PROBLEM TO SOLVE: If a line in the entries below holds the string "disk", copy it.

Collected data entries
::::

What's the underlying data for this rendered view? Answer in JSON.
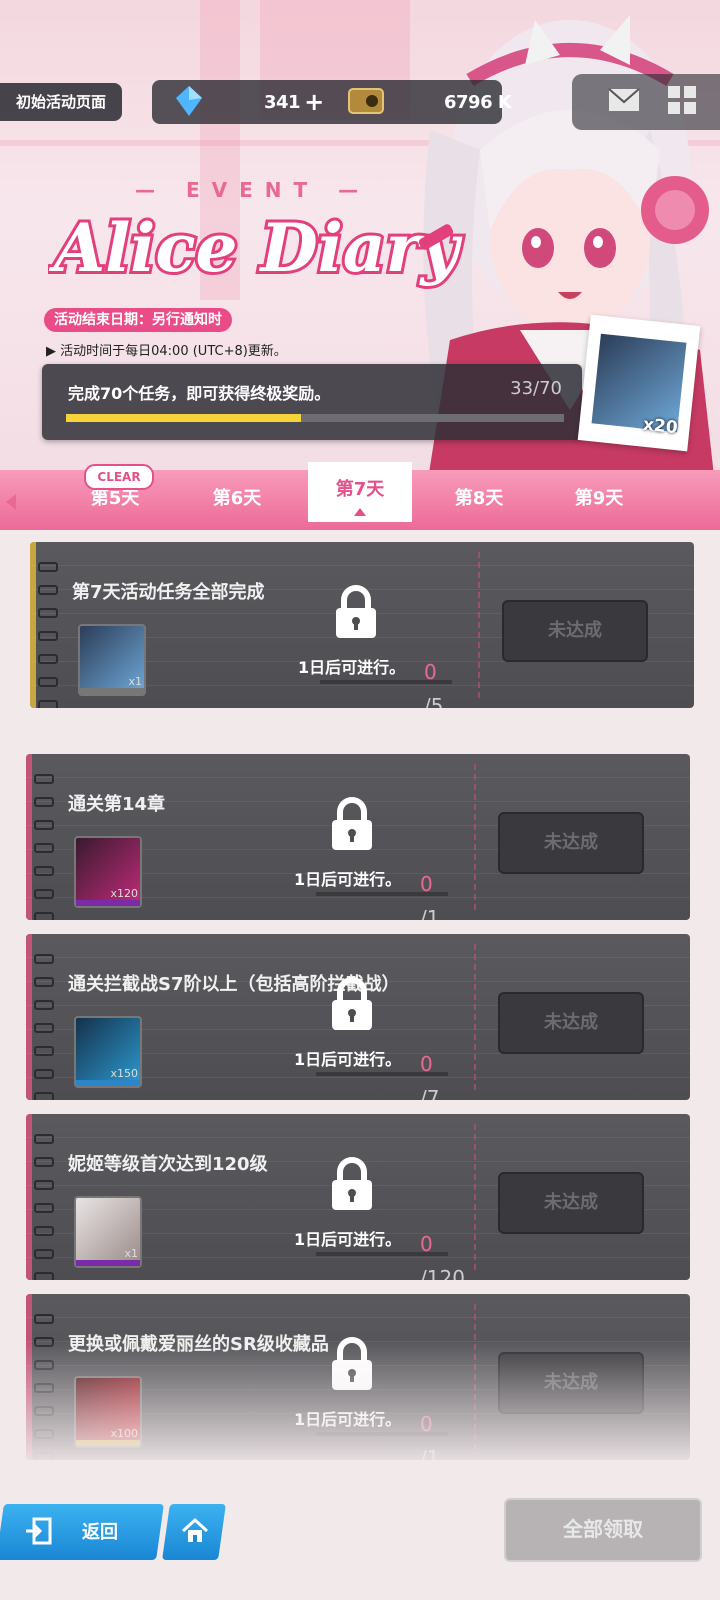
{
  "header": {
    "page_name": "初始活动页面",
    "gems": "341",
    "credits": "6796 K",
    "event_word": "— EVENT —",
    "logo_text": "Alice Diary",
    "end_date": "活动结束日期：另行通知时",
    "refresh_note": "▶ 活动时间于每日04:00 (UTC+8)更新。"
  },
  "progress": {
    "message": "完成70个任务，即可获得终极奖励。",
    "count": "33/70",
    "current": 33,
    "total": 70,
    "reward_qty": "x20"
  },
  "tabs": {
    "clear_badge": "CLEAR",
    "items": [
      "第5天",
      "第6天",
      "第7天",
      "第8天",
      "第9天"
    ],
    "active_index": 2
  },
  "lock_text": "1日后可进行。",
  "button_unachieved": "未达成",
  "missions": [
    {
      "title": "第7天活动任务全部完成",
      "cur": "0",
      "total": "/5",
      "qty": "x1"
    },
    {
      "title": "通关第14章",
      "cur": "0",
      "total": "/1",
      "qty": "x120"
    },
    {
      "title": "通关拦截战S7阶以上（包括高阶拦截战）",
      "cur": "0",
      "total": "/7",
      "qty": "x150"
    },
    {
      "title": "妮姬等级首次达到120级",
      "cur": "0",
      "total": "/120",
      "qty": "x1"
    },
    {
      "title": "更换或佩戴爱丽丝的SR级收藏品",
      "cur": "0",
      "total": "/1",
      "qty": "x100"
    }
  ],
  "footer": {
    "back": "返回",
    "claim_all": "全部领取"
  },
  "colors": {
    "accent_pink": "#e4508a",
    "progress_yellow": "#f7d33b",
    "nav_blue": "#1a86d4"
  }
}
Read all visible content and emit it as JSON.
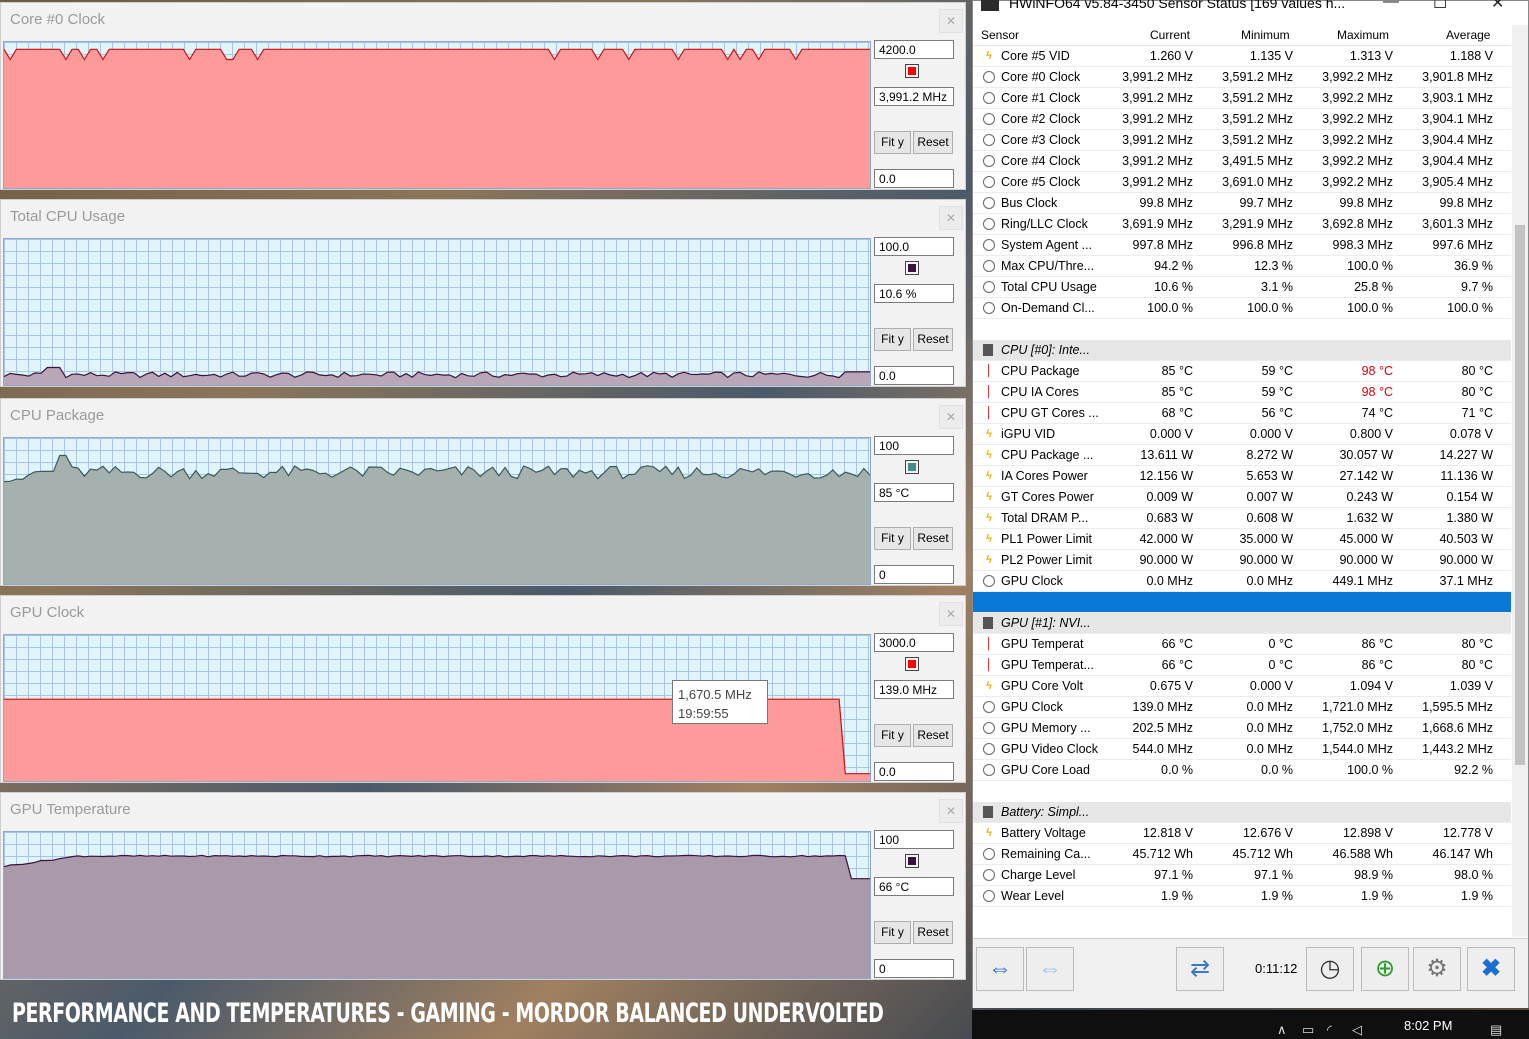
{
  "graphs": [
    {
      "title": "Core #0 Clock",
      "max": "4200.0",
      "current": "3,991.2 MHz",
      "min": "0.0",
      "color": "#ff0000",
      "fill": "#ff9a9a",
      "line": "#cc1010",
      "level": 0.95,
      "kind": "flat-high"
    },
    {
      "title": "Total CPU Usage",
      "max": "100.0",
      "current": "10.6 %",
      "min": "0.0",
      "color": "#3b1140",
      "fill": "#b9a7b7",
      "line": "#3b1140",
      "level": 0.04,
      "kind": "low"
    },
    {
      "title": "CPU Package",
      "max": "100",
      "current": "85 °C",
      "min": "0",
      "color": "#3f8f8f",
      "fill": "#a4b1ae",
      "line": "#3a5a5a",
      "level": 0.8,
      "kind": "noisy"
    },
    {
      "title": "GPU Clock",
      "max": "3000.0",
      "current": "139.0 MHz",
      "min": "0.0",
      "color": "#ff0000",
      "fill": "#ff9a9a",
      "line": "#cc1010",
      "level": 0.56,
      "kind": "drop"
    },
    {
      "title": "GPU Temperature",
      "max": "100",
      "current": "66 °C",
      "min": "0",
      "color": "#3b1140",
      "fill": "#a999aa",
      "line": "#3b1140",
      "level": 0.83,
      "kind": "rise"
    }
  ],
  "buttons": {
    "fit": "Fit y",
    "reset": "Reset"
  },
  "tooltip": {
    "value": "1,670.5 MHz",
    "time": "19:59:55"
  },
  "hwinfo": {
    "title": "HWiNFO64 v5.84-3450 Sensor Status [169 values h...",
    "columns": [
      "Sensor",
      "Current",
      "Minimum",
      "Maximum",
      "Average"
    ],
    "timer": "0:11:12",
    "rows": [
      {
        "t": "bolt",
        "name": "Core #5 VID",
        "v": [
          "1.260 V",
          "1.135 V",
          "1.313 V",
          "1.188 V"
        ]
      },
      {
        "t": "clock",
        "name": "Core #0 Clock",
        "v": [
          "3,991.2 MHz",
          "3,591.2 MHz",
          "3,992.2 MHz",
          "3,901.8 MHz"
        ]
      },
      {
        "t": "clock",
        "name": "Core #1 Clock",
        "v": [
          "3,991.2 MHz",
          "3,591.2 MHz",
          "3,992.2 MHz",
          "3,903.1 MHz"
        ]
      },
      {
        "t": "clock",
        "name": "Core #2 Clock",
        "v": [
          "3,991.2 MHz",
          "3,591.2 MHz",
          "3,992.2 MHz",
          "3,904.1 MHz"
        ]
      },
      {
        "t": "clock",
        "name": "Core #3 Clock",
        "v": [
          "3,991.2 MHz",
          "3,591.2 MHz",
          "3,992.2 MHz",
          "3,904.4 MHz"
        ]
      },
      {
        "t": "clock",
        "name": "Core #4 Clock",
        "v": [
          "3,991.2 MHz",
          "3,491.5 MHz",
          "3,992.2 MHz",
          "3,904.4 MHz"
        ]
      },
      {
        "t": "clock",
        "name": "Core #5 Clock",
        "v": [
          "3,991.2 MHz",
          "3,691.0 MHz",
          "3,992.2 MHz",
          "3,905.4 MHz"
        ]
      },
      {
        "t": "clock",
        "name": "Bus Clock",
        "v": [
          "99.8 MHz",
          "99.7 MHz",
          "99.8 MHz",
          "99.8 MHz"
        ]
      },
      {
        "t": "clock",
        "name": "Ring/LLC Clock",
        "v": [
          "3,691.9 MHz",
          "3,291.9 MHz",
          "3,692.8 MHz",
          "3,601.3 MHz"
        ]
      },
      {
        "t": "clock",
        "name": "System Agent ...",
        "v": [
          "997.8 MHz",
          "996.8 MHz",
          "998.3 MHz",
          "997.6 MHz"
        ]
      },
      {
        "t": "clock",
        "name": "Max CPU/Thre...",
        "v": [
          "94.2 %",
          "12.3 %",
          "100.0 %",
          "36.9 %"
        ]
      },
      {
        "t": "clock",
        "name": "Total CPU Usage",
        "v": [
          "10.6 %",
          "3.1 %",
          "25.8 %",
          "9.7 %"
        ]
      },
      {
        "t": "clock",
        "name": "On-Demand Cl...",
        "v": [
          "100.0 %",
          "100.0 %",
          "100.0 %",
          "100.0 %"
        ]
      },
      {
        "t": "empty",
        "name": "",
        "v": [
          "",
          "",
          "",
          ""
        ]
      },
      {
        "t": "group",
        "name": "CPU [#0]: Inte...",
        "v": [
          "",
          "",
          "",
          ""
        ]
      },
      {
        "t": "therm",
        "name": "CPU Package",
        "v": [
          "85 °C",
          "59 °C",
          "98 °C",
          "80 °C"
        ],
        "redmax": true
      },
      {
        "t": "therm",
        "name": "CPU IA Cores",
        "v": [
          "85 °C",
          "59 °C",
          "98 °C",
          "80 °C"
        ],
        "redmax": true
      },
      {
        "t": "therm",
        "name": "CPU GT Cores ...",
        "v": [
          "68 °C",
          "56 °C",
          "74 °C",
          "71 °C"
        ]
      },
      {
        "t": "bolt",
        "name": "iGPU VID",
        "v": [
          "0.000 V",
          "0.000 V",
          "0.800 V",
          "0.078 V"
        ]
      },
      {
        "t": "bolt",
        "name": "CPU Package ...",
        "v": [
          "13.611 W",
          "8.272 W",
          "30.057 W",
          "14.227 W"
        ]
      },
      {
        "t": "bolt",
        "name": "IA Cores Power",
        "v": [
          "12.156 W",
          "5.653 W",
          "27.142 W",
          "11.136 W"
        ]
      },
      {
        "t": "bolt",
        "name": "GT Cores Power",
        "v": [
          "0.009 W",
          "0.007 W",
          "0.243 W",
          "0.154 W"
        ]
      },
      {
        "t": "bolt",
        "name": "Total DRAM P...",
        "v": [
          "0.683 W",
          "0.608 W",
          "1.632 W",
          "1.380 W"
        ]
      },
      {
        "t": "bolt",
        "name": "PL1 Power Limit",
        "v": [
          "42.000 W",
          "35.000 W",
          "45.000 W",
          "40.503 W"
        ]
      },
      {
        "t": "bolt",
        "name": "PL2 Power Limit",
        "v": [
          "90.000 W",
          "90.000 W",
          "90.000 W",
          "90.000 W"
        ]
      },
      {
        "t": "clock",
        "name": "GPU Clock",
        "v": [
          "0.0 MHz",
          "0.0 MHz",
          "449.1 MHz",
          "37.1 MHz"
        ]
      },
      {
        "t": "sel",
        "name": "",
        "v": [
          "",
          "",
          "",
          ""
        ]
      },
      {
        "t": "group",
        "name": "GPU [#1]: NVI...",
        "v": [
          "",
          "",
          "",
          ""
        ]
      },
      {
        "t": "therm",
        "name": "GPU Temperat",
        "v": [
          "66 °C",
          "0 °C",
          "86 °C",
          "80 °C"
        ]
      },
      {
        "t": "therm",
        "name": "GPU Temperat...",
        "v": [
          "66 °C",
          "0 °C",
          "86 °C",
          "80 °C"
        ]
      },
      {
        "t": "bolt",
        "name": "GPU Core Volt",
        "v": [
          "0.675 V",
          "0.000 V",
          "1.094 V",
          "1.039 V"
        ]
      },
      {
        "t": "clock",
        "name": "GPU Clock",
        "v": [
          "139.0 MHz",
          "0.0 MHz",
          "1,721.0 MHz",
          "1,595.5 MHz"
        ]
      },
      {
        "t": "clock",
        "name": "GPU Memory ...",
        "v": [
          "202.5 MHz",
          "0.0 MHz",
          "1,752.0 MHz",
          "1,668.6 MHz"
        ]
      },
      {
        "t": "clock",
        "name": "GPU Video Clock",
        "v": [
          "544.0 MHz",
          "0.0 MHz",
          "1,544.0 MHz",
          "1,443.2 MHz"
        ]
      },
      {
        "t": "clock",
        "name": "GPU Core Load",
        "v": [
          "0.0 %",
          "0.0 %",
          "100.0 %",
          "92.2 %"
        ]
      },
      {
        "t": "empty",
        "name": "",
        "v": [
          "",
          "",
          "",
          ""
        ]
      },
      {
        "t": "group",
        "name": "Battery: Simpl...",
        "v": [
          "",
          "",
          "",
          ""
        ]
      },
      {
        "t": "bolt",
        "name": "Battery Voltage",
        "v": [
          "12.818 V",
          "12.676 V",
          "12.898 V",
          "12.778 V"
        ]
      },
      {
        "t": "clock",
        "name": "Remaining Ca...",
        "v": [
          "45.712 Wh",
          "45.712 Wh",
          "46.588 Wh",
          "46.147 Wh"
        ]
      },
      {
        "t": "clock",
        "name": "Charge Level",
        "v": [
          "97.1 %",
          "97.1 %",
          "98.9 %",
          "98.0 %"
        ]
      },
      {
        "t": "clock",
        "name": "Wear Level",
        "v": [
          "1.9 %",
          "1.9 %",
          "1.9 %",
          "1.9 %"
        ]
      }
    ]
  },
  "caption": "PERFORMANCE AND TEMPERATURES - GAMING - MORDOR BALANCED UNDERVOLTED",
  "taskbar": {
    "time": "8:02 PM"
  }
}
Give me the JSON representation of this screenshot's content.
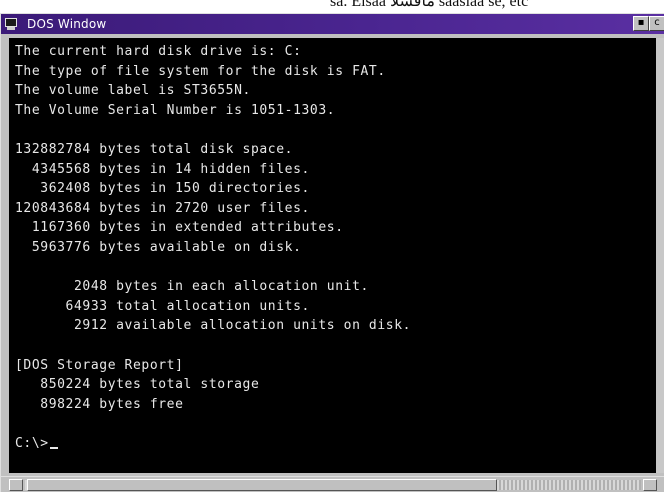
{
  "caption": {
    "text": "sa. Eisaa ماقشلا saasiaa se, etc"
  },
  "window": {
    "title": "DOS Window",
    "icon": "dos-window-icon",
    "titlebar_color": "#3b1a78",
    "controls": {
      "minimize_glyph": "▪",
      "close_glyph": "c"
    }
  },
  "console": {
    "background": "#000000",
    "foreground": "#e8e8e8",
    "lines": [
      "The current hard disk drive is: C:",
      "The type of file system for the disk is FAT.",
      "The volume label is ST3655N.",
      "The Volume Serial Number is 1051-1303.",
      "",
      "132882784 bytes total disk space.",
      "  4345568 bytes in 14 hidden files.",
      "   362408 bytes in 150 directories.",
      "120843684 bytes in 2720 user files.",
      "  1167360 bytes in extended attributes.",
      "  5963776 bytes available on disk.",
      "",
      "       2048 bytes in each allocation unit.",
      "      64933 total allocation units.",
      "       2912 available allocation units on disk.",
      "",
      "[DOS Storage Report]",
      "   850224 bytes total storage",
      "   898224 bytes free",
      "",
      ""
    ],
    "prompt": "C:\\>"
  }
}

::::

PROBLEM SOLUTION:
      "The current hard disk drive is: C:",
      "The type of file system for the disk is FAT.",
      "132882784 bytes total disk space.",
      "  5963776 bytes available on disk.",
      "       2912 available allocation units on disk.",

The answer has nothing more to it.